The entries are to be repeated exactly, with all pictures omitted.

-- DATA follows --

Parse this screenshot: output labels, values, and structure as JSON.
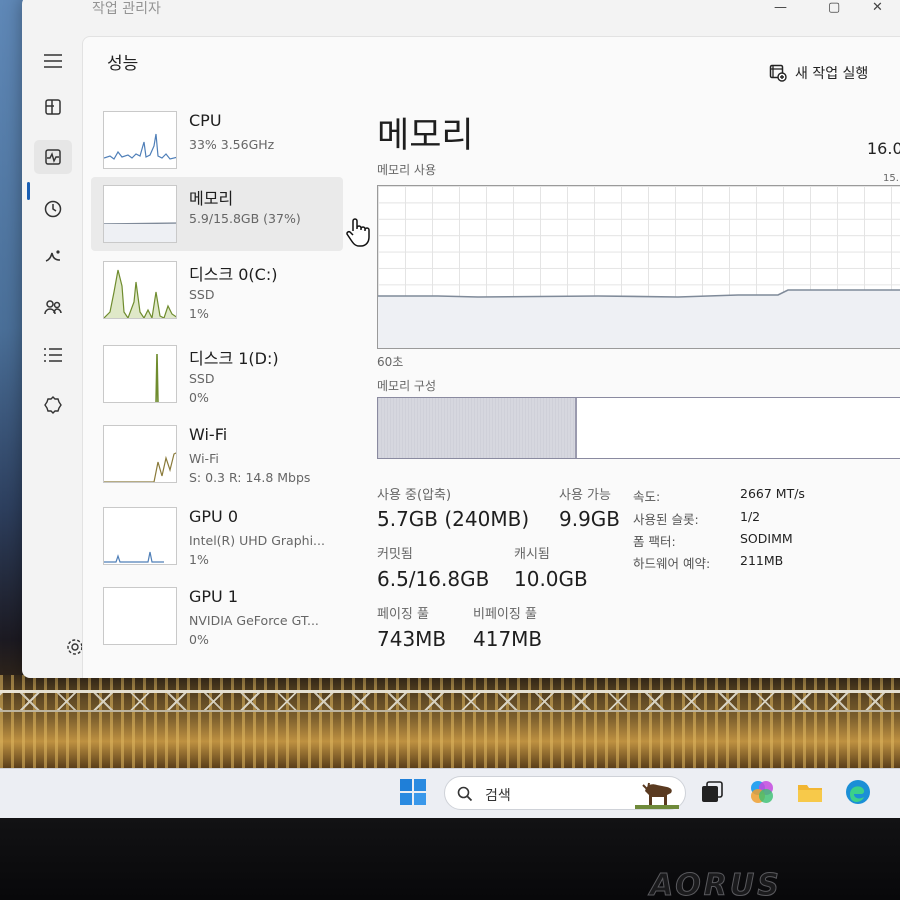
{
  "window": {
    "title": "작업 관리자",
    "controls": [
      "—",
      "▢",
      "✕"
    ]
  },
  "nav": {
    "items": [
      {
        "icon": "hamburger-menu-icon"
      },
      {
        "icon": "processes-icon"
      },
      {
        "icon": "performance-icon"
      },
      {
        "icon": "app-history-icon"
      },
      {
        "icon": "startup-apps-icon"
      },
      {
        "icon": "users-icon"
      },
      {
        "icon": "details-icon"
      },
      {
        "icon": "services-icon"
      }
    ],
    "settings_icon": "gear-icon"
  },
  "page": {
    "title": "성능",
    "run_task_label": "새 작업 실행"
  },
  "resources": [
    {
      "name": "CPU",
      "line2": "33% 3.56GHz",
      "line3": ""
    },
    {
      "name": "메모리",
      "line2": "5.9/15.8GB (37%)",
      "line3": ""
    },
    {
      "name": "디스크 0(C:)",
      "line2": "SSD",
      "line3": "1%"
    },
    {
      "name": "디스크 1(D:)",
      "line2": "SSD",
      "line3": "0%"
    },
    {
      "name": "Wi-Fi",
      "line2": "Wi-Fi",
      "line3": "S: 0.3 R: 14.8 Mbps"
    },
    {
      "name": "GPU 0",
      "line2": "Intel(R) UHD Graphi...",
      "line3": "1%"
    },
    {
      "name": "GPU 1",
      "line2": "NVIDIA GeForce GT...",
      "line3": "0%"
    }
  ],
  "detail": {
    "title": "메모리",
    "total": "16.0",
    "graph_max": "15.",
    "usage_label": "메모리 사용",
    "time_label": "60초",
    "composition_label": "메모리 구성",
    "composition_used_fraction": 0.37,
    "stats": {
      "in_use_label": "사용 중(압축)",
      "in_use_value": "5.7GB (240MB)",
      "available_label": "사용 가능",
      "available_value": "9.9GB",
      "committed_label": "커밋됨",
      "committed_value": "6.5/16.8GB",
      "cached_label": "캐시됨",
      "cached_value": "10.0GB",
      "paged_label": "페이징 풀",
      "paged_value": "743MB",
      "nonpaged_label": "비페이징 풀",
      "nonpaged_value": "417MB"
    },
    "specs": [
      {
        "key": "속도:",
        "value": "2667 MT/s"
      },
      {
        "key": "사용된 슬롯:",
        "value": "1/2"
      },
      {
        "key": "폼 팩터:",
        "value": "SODIMM"
      },
      {
        "key": "하드웨어 예약:",
        "value": "211MB"
      }
    ]
  },
  "taskbar": {
    "search_placeholder": "검색",
    "apps": [
      "task-view-icon",
      "copilot-icon",
      "file-explorer-icon",
      "edge-icon"
    ]
  },
  "bezel": {
    "brand": "AORUS"
  },
  "colors": {
    "accent": "#1a5fb4",
    "graph_line": "#7f8a99",
    "cpu_line": "#4f7fb8",
    "disk_line": "#6f8c2e"
  }
}
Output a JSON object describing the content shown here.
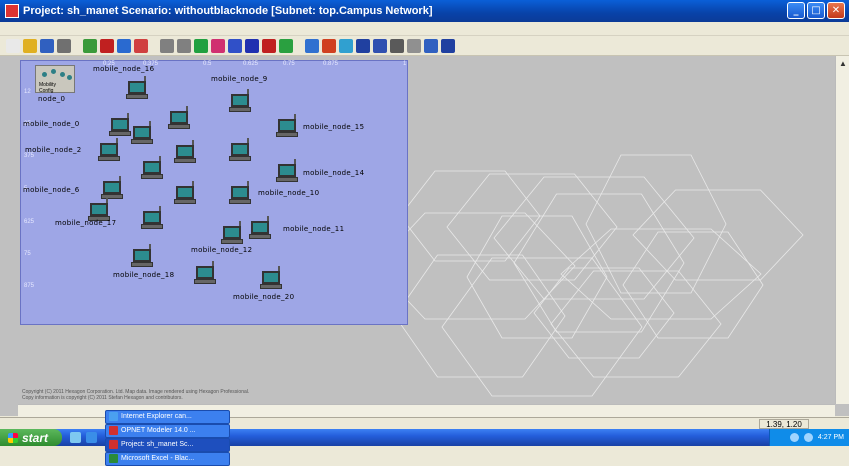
{
  "window": {
    "title": "Project: sh_manet Scenario: withoutblacknode  [Subnet: top.Campus Network]"
  },
  "toolbar": {
    "icons": [
      {
        "name": "new-icon",
        "color": "#e9e9e9"
      },
      {
        "name": "open-icon",
        "color": "#e0b020"
      },
      {
        "name": "save-icon",
        "color": "#3060c0"
      },
      {
        "name": "print-icon",
        "color": "#707070"
      },
      {
        "name": "object-palette-icon",
        "color": "#3a9a3a"
      },
      {
        "name": "check-links-icon",
        "color": "#c02020"
      },
      {
        "name": "fail-node-icon",
        "color": "#2a6ad0"
      },
      {
        "name": "recover-node-icon",
        "color": "#d04040"
      },
      {
        "name": "zoom-in-icon",
        "color": "#808080"
      },
      {
        "name": "zoom-out-icon",
        "color": "#808080"
      },
      {
        "name": "configure-link-icon",
        "color": "#20a040"
      },
      {
        "name": "configure-node-icon",
        "color": "#d03070"
      },
      {
        "name": "configure-traffic-icon",
        "color": "#3050c8"
      },
      {
        "name": "configure-discrete-event-icon",
        "color": "#2030b0"
      },
      {
        "name": "view-results-icon",
        "color": "#c02020"
      },
      {
        "name": "hide-graphs-icon",
        "color": "#2aa040"
      },
      {
        "name": "web-report-icon",
        "color": "#3070d0"
      },
      {
        "name": "favorite-icon",
        "color": "#d04020"
      },
      {
        "name": "animation-icon",
        "color": "#30a0d0"
      },
      {
        "name": "flow-analysis-icon",
        "color": "#2040a0"
      },
      {
        "name": "topology-icon",
        "color": "#3050b0"
      },
      {
        "name": "report-icon",
        "color": "#5a5a5a"
      },
      {
        "name": "cell-icon",
        "color": "#909090"
      },
      {
        "name": "table-icon",
        "color": "#3060c0"
      },
      {
        "name": "grid-icon",
        "color": "#2040a0"
      }
    ]
  },
  "subnet": {
    "rulers": [
      "0.25",
      "0.375",
      "0.5",
      "0.625",
      "0.75",
      "0.875",
      "1",
      "12",
      "25",
      "375",
      "5",
      "625",
      "75",
      "875"
    ],
    "mobility_config": {
      "label_1": "Mobility",
      "label_2": "Config",
      "node_label": "node_0"
    },
    "nodes": [
      {
        "label": "mobile_node_16"
      },
      {
        "label": "mobile_node_9"
      },
      {
        "label": "mobile_node_0"
      },
      {
        "label": "mobile_node_15"
      },
      {
        "label": "mobile_node_2"
      },
      {
        "label": "mobile_node_14"
      },
      {
        "label": "mobile_node_6"
      },
      {
        "label": "mobile_node_10"
      },
      {
        "label": "mobile_node_17"
      },
      {
        "label": "mobile_node_11"
      },
      {
        "label": "mobile_node_12"
      },
      {
        "label": "mobile_node_18"
      },
      {
        "label": "mobile_node_20"
      }
    ]
  },
  "copyright": {
    "line1": "Copyright (C) 2011 Hexagon Corporation. Ltd. Map data. Image rendered using Hexagon Professional.",
    "line2": "Copy information is copyright (C) 2011 Stefan Hexagon and contributors."
  },
  "status": {
    "coords": "1.39, 1.20"
  },
  "taskbar": {
    "start": "start",
    "tasks": [
      {
        "label": "Internet Explorer can...",
        "color": "#4aa0f0"
      },
      {
        "label": "OPNET Modeler 14.0 ...",
        "color": "#d03030"
      },
      {
        "label": "Project: sh_manet Sc...",
        "color": "#d03030"
      },
      {
        "label": "Microsoft Excel - Blac...",
        "color": "#2a8a3a"
      }
    ],
    "clock": "4:27 PM"
  }
}
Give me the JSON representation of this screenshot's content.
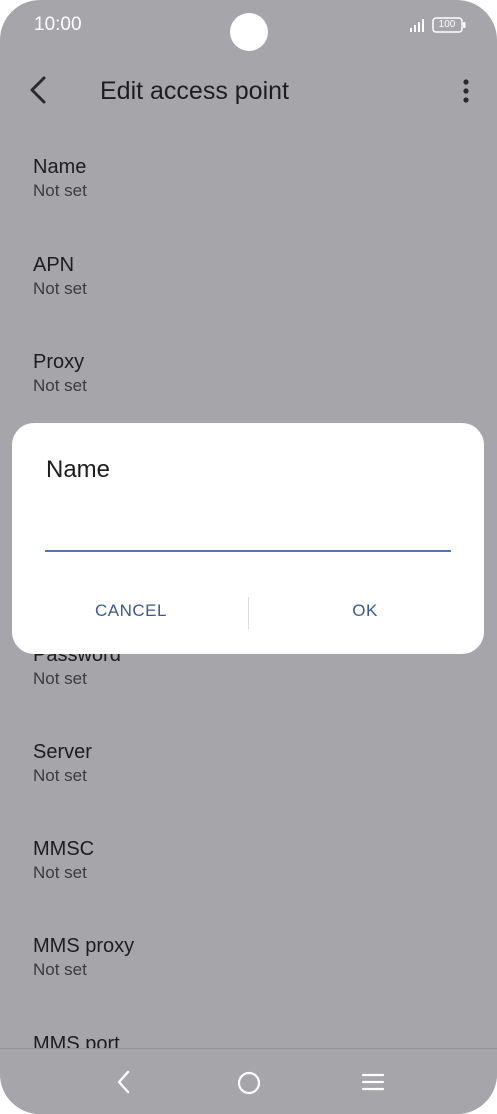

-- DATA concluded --

_FINISHED TASK_
Parse this screenshot: output labels, values, and structure as JSON.
{
  "window": {
    "title": "작업 관리자",
    "controls": [
      "—",
      "▢",
      "✕"
    ]
  },
  "nav": {
    "items": [
      {
        "icon": "hamburger-menu-icon"
      },
      {
        "icon": "processes-icon"
      },
      {
        "icon": "performance-icon"
      },
      {
        "icon": "app-history-icon"
      },
      {
        "icon": "startup-apps-icon"
      },
      {
        "icon": "users-icon"
      },
      {
        "icon": "details-icon"
      },
      {
        "icon": "services-icon"
      }
    ],
    "settings_icon": "gear-icon"
  },
  "page": {
    "title": "성능",
    "run_task_label": "새 작업 실행"
  },
  "resources": [
    {
      "name": "CPU",
      "line2": "33% 3.56GHz",
      "line3": ""
    },
    {
      "name": "메모리",
      "line2": "5.9/15.8GB (37%)",
      "line3": ""
    },
    {
      "name": "디스크 0(C:)",
      "line2": "SSD",
      "line3": "1%"
    },
    {
      "name": "디스크 1(D:)",
      "line2": "SSD",
      "line3": "0%"
    },
    {
      "name": "Wi-Fi",
      "line2": "Wi-Fi",
      "line3": "S: 0.3 R: 14.8 Mbps"
    },
    {
      "name": "GPU 0",
      "line2": "Intel(R) UHD Graphi...",
      "line3": "1%"
    },
    {
      "name": "GPU 1",
      "line2": "NVIDIA GeForce GT...",
      "line3": "0%"
    }
  ],
  "detail": {
    "title": "메모리",
    "total": "16.0",
    "graph_max": "15.",
    "usage_label": "메모리 사용",
    "time_label": "60초",
    "composition_label": "메모리 구성",
    "composition_used_fraction": 0.37,
    "stats": {
      "in_use_label": "사용 중(압축)",
      "in_use_value": "5.7GB (240MB)",
      "available_label": "사용 가능",
      "available_value": "9.9GB",
      "committed_label": "커밋됨",
      "committed_value": "6.5/16.8GB",
      "cached_label": "캐시됨",
      "cached_value": "10.0GB",
      "paged_label": "페이징 풀",
      "paged_value": "743MB",
      "nonpaged_label": "비페이징 풀",
      "nonpaged_value": "417MB"
    },
    "specs": [
      {
        "key": "속도:",
        "value": "2667 MT/s"
      },
      {
        "key": "사용된 슬롯:",
        "value": "1/2"
      },
      {
        "key": "폼 팩터:",
        "value": "SODIMM"
      },
      {
        "key": "하드웨어 예약:",
        "value": "211MB"
      }
    ]
  },
  "taskbar": {
    "search_placeholder": "검색",
    "apps": [
      "task-view-icon",
      "copilot-icon",
      "file-explorer-icon",
      "edge-icon"
    ]
  },
  "bezel": {
    "brand": "AORUS"
  },
  "colors": {
    "accent": "#1a5fb4",
    "graph_line": "#7f8a99",
    "cpu_line": "#4f7fb8",
    "disk_line": "#6f8c2e"
  }
}
Output a JSON object describing the content shown here.
{
  "window": {
    "title": "Project: sh_manet Scenario: withoutblacknode  [Subnet: top.Campus Network]"
  },
  "toolbar": {
    "icons": [
      {
        "name": "new-icon",
        "color": "#e9e9e9"
      },
      {
        "name": "open-icon",
        "color": "#e0b020"
      },
      {
        "name": "save-icon",
        "color": "#3060c0"
      },
      {
        "name": "print-icon",
        "color": "#707070"
      },
      {
        "name": "object-palette-icon",
        "color": "#3a9a3a"
      },
      {
        "name": "check-links-icon",
        "color": "#c02020"
      },
      {
        "name": "fail-node-icon",
        "color": "#2a6ad0"
      },
      {
        "name": "recover-node-icon",
        "color": "#d04040"
      },
      {
        "name": "zoom-in-icon",
        "color": "#808080"
      },
      {
        "name": "zoom-out-icon",
        "color": "#808080"
      },
      {
        "name": "configure-link-icon",
        "color": "#20a040"
      },
      {
        "name": "configure-node-icon",
        "color": "#d03070"
      },
      {
        "name": "configure-traffic-icon",
        "color": "#3050c8"
      },
      {
        "name": "configure-discrete-event-icon",
        "color": "#2030b0"
      },
      {
        "name": "view-results-icon",
        "color": "#c02020"
      },
      {
        "name": "hide-graphs-icon",
        "color": "#2aa040"
      },
      {
        "name": "web-report-icon",
        "color": "#3070d0"
      },
      {
        "name": "favorite-icon",
        "color": "#d04020"
      },
      {
        "name": "animation-icon",
        "color": "#30a0d0"
      },
      {
        "name": "flow-analysis-icon",
        "color": "#2040a0"
      },
      {
        "name": "topology-icon",
        "color": "#3050b0"
      },
      {
        "name": "report-icon",
        "color": "#5a5a5a"
      },
      {
        "name": "cell-icon",
        "color": "#909090"
      },
      {
        "name": "table-icon",
        "color": "#3060c0"
      },
      {
        "name": "grid-icon",
        "color": "#2040a0"
      }
    ]
  },
  "subnet": {
    "rulers": [
      "0.25",
      "0.375",
      "0.5",
      "0.625",
      "0.75",
      "0.875",
      "1",
      "12",
      "25",
      "375",
      "5",
      "625",
      "75",
      "875"
    ],
    "mobility_config": {
      "label_1": "Mobility",
      "label_2": "Config",
      "node_label": "node_0"
    },
    "nodes": [
      {
        "label": "mobile_node_16"
      },
      {
        "label": "mobile_node_9"
      },
      {
        "label": "mobile_node_0"
      },
      {
        "label": "mobile_node_15"
      },
      {
        "label": "mobile_node_2"
      },
      {
        "label": "mobile_node_14"
      },
      {
        "label": "mobile_node_6"
      },
      {
        "label": "mobile_node_10"
      },
      {
        "label": "mobile_node_17"
      },
      {
        "label": "mobile_node_11"
      },
      {
        "label": "mobile_node_12"
      },
      {
        "label": "mobile_node_18"
      },
      {
        "label": "mobile_node_20"
      }
    ]
  },
  "copyright": {
    "line1": "Copyright (C) 2011 Hexagon Corporation. Ltd. Map data. Image rendered using Hexagon Professional.",
    "line2": "Copy information is copyright (C) 2011 Stefan Hexagon and contributors."
  },
  "status": {
    "coords": "1.39, 1.20"
  },
  "taskbar": {
    "start": "start",
    "tasks": [
      {
        "label": "Internet Explorer can...",
        "color": "#4aa0f0"
      },
      {
        "label": "OPNET Modeler 14.0 ...",
        "color": "#d03030"
      },
      {
        "label": "Project: sh_manet Sc...",
        "color": "#d03030"
      },
      {
        "label": "Microsoft Excel - Blac...",
        "color": "#2a8a3a"
      }
    ],
    "clock": "4:27 PM"
  }
}
Give me the JSON representation of this screenshot's content.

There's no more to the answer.